Hynes, for all his prodding, might never get what he needs from certain guys in his bottom nine because they’re just not good enough.

For a second consecutive season, Pavel Zacha, the sixth overall selection in the 2015 NHL Entry Draft, was handed the second line center role.  Even if you commend him for his improved defensive play, it doesn’t outweigh the fact that he is now pointless in seven games.  Zacha has skills, but it may have been asking too much to count on him for even 40 points, a low total for that responsibility.    

In Hynes’ line blender, Dea was placed on Zacha’s right on Thursday.  Though he scored in three straight games earlier in the season, Dea has never been known as a point-getter since turning pro in 2014.  A career minor leaguer, he has no business playing top-six minutes.  He isn’t even Brian Gibbons, the former Devil who was a bit of an unsung hero during the first half of last season.  The speedy Gibbons was strictly a fourth-liner anyway.

The Devils are getting nearly nothing from the likes of Marcus Johansson, John Quenneville, Drew Stafford, Stefan Noesen and Blake Coleman, who had a glorious chance to give New Jersey some cushion in the third period but was stoned by Nashville goalie Juuse Saros on a shorthanded breakaway.  On the ensuing rush, the Predators came down and scored the tying goal with 6:20 remaining.

“I just tried to fake, gave him a drop, and tried to go upstairs on the far side,” Coleman said of his move across the goal mouth to his backhand.  “(Saros) hung with it and made a good save.  In a one-goal game, I’ve got to find a way to put that home.  Obviously, it came back to cost us.”

Coleman and Noesen, the two Texans who signed extensions for fair raises as restricted free agents in the offseason, have a combined three goals and one assist.  Noesen played all of 9:40 on Thursday.

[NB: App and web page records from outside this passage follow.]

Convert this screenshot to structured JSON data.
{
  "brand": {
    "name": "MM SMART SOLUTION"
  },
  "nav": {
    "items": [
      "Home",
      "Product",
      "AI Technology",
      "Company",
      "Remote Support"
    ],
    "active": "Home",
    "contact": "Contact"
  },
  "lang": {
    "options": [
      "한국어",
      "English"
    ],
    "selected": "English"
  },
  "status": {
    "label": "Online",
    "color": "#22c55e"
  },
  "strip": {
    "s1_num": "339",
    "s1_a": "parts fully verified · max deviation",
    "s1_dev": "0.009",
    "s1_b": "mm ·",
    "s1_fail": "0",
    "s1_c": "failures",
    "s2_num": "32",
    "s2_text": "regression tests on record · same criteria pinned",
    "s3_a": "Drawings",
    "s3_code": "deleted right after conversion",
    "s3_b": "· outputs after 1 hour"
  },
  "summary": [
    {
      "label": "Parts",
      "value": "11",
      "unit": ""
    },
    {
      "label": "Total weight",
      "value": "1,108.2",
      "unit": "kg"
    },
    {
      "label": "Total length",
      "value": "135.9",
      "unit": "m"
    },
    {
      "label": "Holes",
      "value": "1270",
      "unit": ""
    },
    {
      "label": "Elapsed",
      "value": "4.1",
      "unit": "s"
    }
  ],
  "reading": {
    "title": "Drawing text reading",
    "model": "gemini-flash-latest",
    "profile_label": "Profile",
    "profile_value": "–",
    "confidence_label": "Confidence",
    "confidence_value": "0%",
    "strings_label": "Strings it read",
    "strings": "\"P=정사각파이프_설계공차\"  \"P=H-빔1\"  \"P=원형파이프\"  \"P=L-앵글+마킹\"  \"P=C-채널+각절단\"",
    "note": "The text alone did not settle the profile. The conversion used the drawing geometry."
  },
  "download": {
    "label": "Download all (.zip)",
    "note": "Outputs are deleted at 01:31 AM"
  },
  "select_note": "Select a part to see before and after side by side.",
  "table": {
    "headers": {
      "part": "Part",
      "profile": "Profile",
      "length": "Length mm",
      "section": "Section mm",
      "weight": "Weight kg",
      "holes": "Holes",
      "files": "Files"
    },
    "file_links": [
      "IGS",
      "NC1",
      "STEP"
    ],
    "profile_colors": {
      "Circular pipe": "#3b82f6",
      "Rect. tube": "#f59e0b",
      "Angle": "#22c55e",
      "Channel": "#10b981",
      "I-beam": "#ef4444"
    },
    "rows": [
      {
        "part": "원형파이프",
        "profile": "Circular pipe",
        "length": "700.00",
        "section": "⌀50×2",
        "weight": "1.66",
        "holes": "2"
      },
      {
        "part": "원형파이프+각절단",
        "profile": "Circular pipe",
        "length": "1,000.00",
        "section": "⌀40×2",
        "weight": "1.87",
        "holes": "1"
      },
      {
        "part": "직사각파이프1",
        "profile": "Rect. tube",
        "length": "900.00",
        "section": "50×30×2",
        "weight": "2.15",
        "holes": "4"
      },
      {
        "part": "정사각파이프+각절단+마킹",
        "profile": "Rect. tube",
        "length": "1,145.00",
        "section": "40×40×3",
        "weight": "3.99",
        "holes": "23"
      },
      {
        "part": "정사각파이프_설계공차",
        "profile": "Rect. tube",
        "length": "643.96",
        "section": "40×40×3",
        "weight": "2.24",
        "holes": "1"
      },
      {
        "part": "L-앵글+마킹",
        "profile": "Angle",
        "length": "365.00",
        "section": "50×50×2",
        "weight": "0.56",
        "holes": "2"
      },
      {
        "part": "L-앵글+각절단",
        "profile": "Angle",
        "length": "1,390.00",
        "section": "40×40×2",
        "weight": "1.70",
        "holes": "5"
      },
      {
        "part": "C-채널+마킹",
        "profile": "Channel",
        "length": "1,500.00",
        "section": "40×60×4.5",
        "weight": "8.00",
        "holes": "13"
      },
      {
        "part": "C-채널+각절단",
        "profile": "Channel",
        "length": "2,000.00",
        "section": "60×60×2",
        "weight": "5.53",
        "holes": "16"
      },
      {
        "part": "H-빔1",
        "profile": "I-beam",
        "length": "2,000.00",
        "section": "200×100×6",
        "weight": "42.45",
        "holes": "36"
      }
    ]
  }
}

The Devils do have options.  AHL Binghamton houses some players who were on the cusp of making the big club out of training camp, but the organization went in other directions, like claiming Dea off waivers and signing the rapidly aging Stafford after his PTO.  Quenneville was the only young player the Devils added to their 23-man roster at the start of this season, and he has rewarded Hynes’ faith by also going pointless in his five games played.  When Zajac was injured, the club called up Kevin Rooney, a 25-year old penalty-killing specialist who looked far less impressive in the preseason than Joey Anderson, Nick Lappin and Brett Seney, all of whom were sent to Binghamton and are producing.

Following Saturday’s home matinee versus Florida, the Devils hit the road for seven straight games, including stops in Tampa Bay, Pittsburgh, Toronto and Winnipeg--teams that dwarf New Jersey in the talent department.

In such a competitive division, the Devils’ season can slip away as early as November if the secondary scoring issue isn’t addressed.  Hynes and general manager Ray Shero can only be patient for so long before those that aren’t performing their jobs need to be sent to lower-profile jobs.  

For a FAN’s perspective of the Nets, Devils and Jets, follow Steve on Twitter @SteveLichtenst1